In fact, if you look at the top recruiters again, you'll see just that. Five of the top teams are SEC teams. A sixth, Auburn lurks just outside the top 12. Half the league is as loaded as the best schools in the country.

Look at the list again: Florida, Alabama, LSU, Georgia, Tennessee, Auburn. Do those teams sound familiar? 

Three of them can claim a BCS title in the last three years along with five of the last eight championships. Auburn has the 13–0 season where they got muscled out of a championship chance during that stretch as well. 

Georgia has a Sugar Bowl massacre, which set Non–AQs back a year, a possible claim to best team of 2007 as well as two more BCS appearances. Tennessee hasn't done much recently, but they do have a BCS title, even if it's in the way–back–when year of 1998. 

We're at the halfway point of the league and still talking about the national stage.

Additionally, almost nine members break the 1,000 point barrier per year, putting, on average, 75 percent of the conference in the top 35 teams nationally.

Does that settle it? Is the SEC better? No to both questions. For one, getting talent isn't as important as developing it. 

Look at where Tennessee sits on that list, ninth. How many BCS bowls have they been to during that period? How many losing seasons have they had during that period? If you answered "zero" and "same as Michigan," you are correct!

Both teams can recruit; neither is doing a whole lot with it right now.

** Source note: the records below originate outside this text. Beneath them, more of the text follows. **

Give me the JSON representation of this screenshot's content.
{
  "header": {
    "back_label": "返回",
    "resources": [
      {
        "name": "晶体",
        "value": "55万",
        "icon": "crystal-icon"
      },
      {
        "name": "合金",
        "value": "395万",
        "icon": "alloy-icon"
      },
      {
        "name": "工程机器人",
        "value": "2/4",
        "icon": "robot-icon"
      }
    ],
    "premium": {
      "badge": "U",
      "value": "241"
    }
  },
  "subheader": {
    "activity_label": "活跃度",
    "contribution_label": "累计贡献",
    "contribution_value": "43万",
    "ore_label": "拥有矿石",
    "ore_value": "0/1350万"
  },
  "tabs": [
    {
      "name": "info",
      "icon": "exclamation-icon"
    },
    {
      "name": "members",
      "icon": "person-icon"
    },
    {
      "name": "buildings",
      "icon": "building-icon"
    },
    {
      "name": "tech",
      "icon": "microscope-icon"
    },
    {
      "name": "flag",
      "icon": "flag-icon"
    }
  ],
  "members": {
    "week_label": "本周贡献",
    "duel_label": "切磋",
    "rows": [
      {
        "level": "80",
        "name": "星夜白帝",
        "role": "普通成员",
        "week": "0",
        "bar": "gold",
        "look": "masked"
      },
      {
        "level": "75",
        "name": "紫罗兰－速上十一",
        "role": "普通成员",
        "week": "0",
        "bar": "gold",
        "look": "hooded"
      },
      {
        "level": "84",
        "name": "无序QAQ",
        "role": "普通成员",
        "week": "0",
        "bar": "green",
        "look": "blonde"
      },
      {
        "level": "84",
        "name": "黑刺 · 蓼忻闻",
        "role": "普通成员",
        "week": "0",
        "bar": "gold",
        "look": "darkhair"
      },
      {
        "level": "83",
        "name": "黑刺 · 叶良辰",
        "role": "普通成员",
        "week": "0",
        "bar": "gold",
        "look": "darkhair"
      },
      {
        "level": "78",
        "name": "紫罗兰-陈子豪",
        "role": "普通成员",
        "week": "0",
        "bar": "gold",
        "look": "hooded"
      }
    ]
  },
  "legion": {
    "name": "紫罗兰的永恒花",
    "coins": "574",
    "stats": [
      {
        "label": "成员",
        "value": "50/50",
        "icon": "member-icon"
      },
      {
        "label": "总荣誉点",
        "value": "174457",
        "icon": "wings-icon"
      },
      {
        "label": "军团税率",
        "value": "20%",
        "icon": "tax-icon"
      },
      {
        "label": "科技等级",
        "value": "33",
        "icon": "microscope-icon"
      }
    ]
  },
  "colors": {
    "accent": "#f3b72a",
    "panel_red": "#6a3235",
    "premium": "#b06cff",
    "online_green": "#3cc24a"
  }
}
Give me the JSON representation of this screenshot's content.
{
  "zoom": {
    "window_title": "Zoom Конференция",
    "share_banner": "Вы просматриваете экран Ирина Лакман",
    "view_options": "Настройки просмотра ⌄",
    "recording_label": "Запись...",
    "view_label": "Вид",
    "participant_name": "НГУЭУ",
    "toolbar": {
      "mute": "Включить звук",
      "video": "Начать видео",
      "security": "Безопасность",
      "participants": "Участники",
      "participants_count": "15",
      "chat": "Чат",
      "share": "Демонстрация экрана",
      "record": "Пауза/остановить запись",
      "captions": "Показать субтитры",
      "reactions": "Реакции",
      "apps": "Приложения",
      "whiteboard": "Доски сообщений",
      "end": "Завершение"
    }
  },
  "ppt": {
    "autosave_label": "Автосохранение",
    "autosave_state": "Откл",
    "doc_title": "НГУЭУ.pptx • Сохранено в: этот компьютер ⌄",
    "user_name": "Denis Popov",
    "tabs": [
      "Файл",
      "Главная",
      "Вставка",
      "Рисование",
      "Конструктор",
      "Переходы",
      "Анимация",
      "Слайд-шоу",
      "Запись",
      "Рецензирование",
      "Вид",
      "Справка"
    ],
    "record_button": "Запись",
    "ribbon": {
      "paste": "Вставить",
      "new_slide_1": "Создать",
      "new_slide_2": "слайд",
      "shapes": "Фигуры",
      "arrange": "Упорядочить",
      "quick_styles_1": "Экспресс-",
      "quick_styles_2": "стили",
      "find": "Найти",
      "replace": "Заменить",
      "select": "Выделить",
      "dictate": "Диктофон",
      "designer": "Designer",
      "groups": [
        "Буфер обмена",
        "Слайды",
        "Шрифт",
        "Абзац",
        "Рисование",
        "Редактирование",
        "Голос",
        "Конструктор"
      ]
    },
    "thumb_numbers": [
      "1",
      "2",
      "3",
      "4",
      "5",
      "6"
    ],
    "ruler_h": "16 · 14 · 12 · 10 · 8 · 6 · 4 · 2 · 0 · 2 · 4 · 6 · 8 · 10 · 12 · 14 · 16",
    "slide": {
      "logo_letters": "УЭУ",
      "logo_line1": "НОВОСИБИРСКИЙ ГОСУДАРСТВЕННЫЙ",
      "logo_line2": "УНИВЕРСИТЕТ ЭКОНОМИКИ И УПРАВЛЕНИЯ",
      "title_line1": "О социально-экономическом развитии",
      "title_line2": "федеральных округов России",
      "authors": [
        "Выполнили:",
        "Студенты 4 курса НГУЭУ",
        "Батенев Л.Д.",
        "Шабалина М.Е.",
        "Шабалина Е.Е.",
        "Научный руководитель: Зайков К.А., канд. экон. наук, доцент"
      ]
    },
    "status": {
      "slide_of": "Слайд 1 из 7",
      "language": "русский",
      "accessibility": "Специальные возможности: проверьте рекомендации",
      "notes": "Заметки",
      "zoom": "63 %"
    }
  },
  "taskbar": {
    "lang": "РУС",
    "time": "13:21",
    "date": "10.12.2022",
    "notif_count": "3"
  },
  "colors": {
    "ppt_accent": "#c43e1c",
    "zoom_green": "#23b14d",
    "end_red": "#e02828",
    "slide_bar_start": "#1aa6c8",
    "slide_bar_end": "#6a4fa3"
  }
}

Take everything you've read here with a grain of salt if you're going to use it to take any side on the "best" argument. As for me, I'll say this: the SEC may not be the best and it may not be the most talented, but it is certainly putting itself in the best position to be both.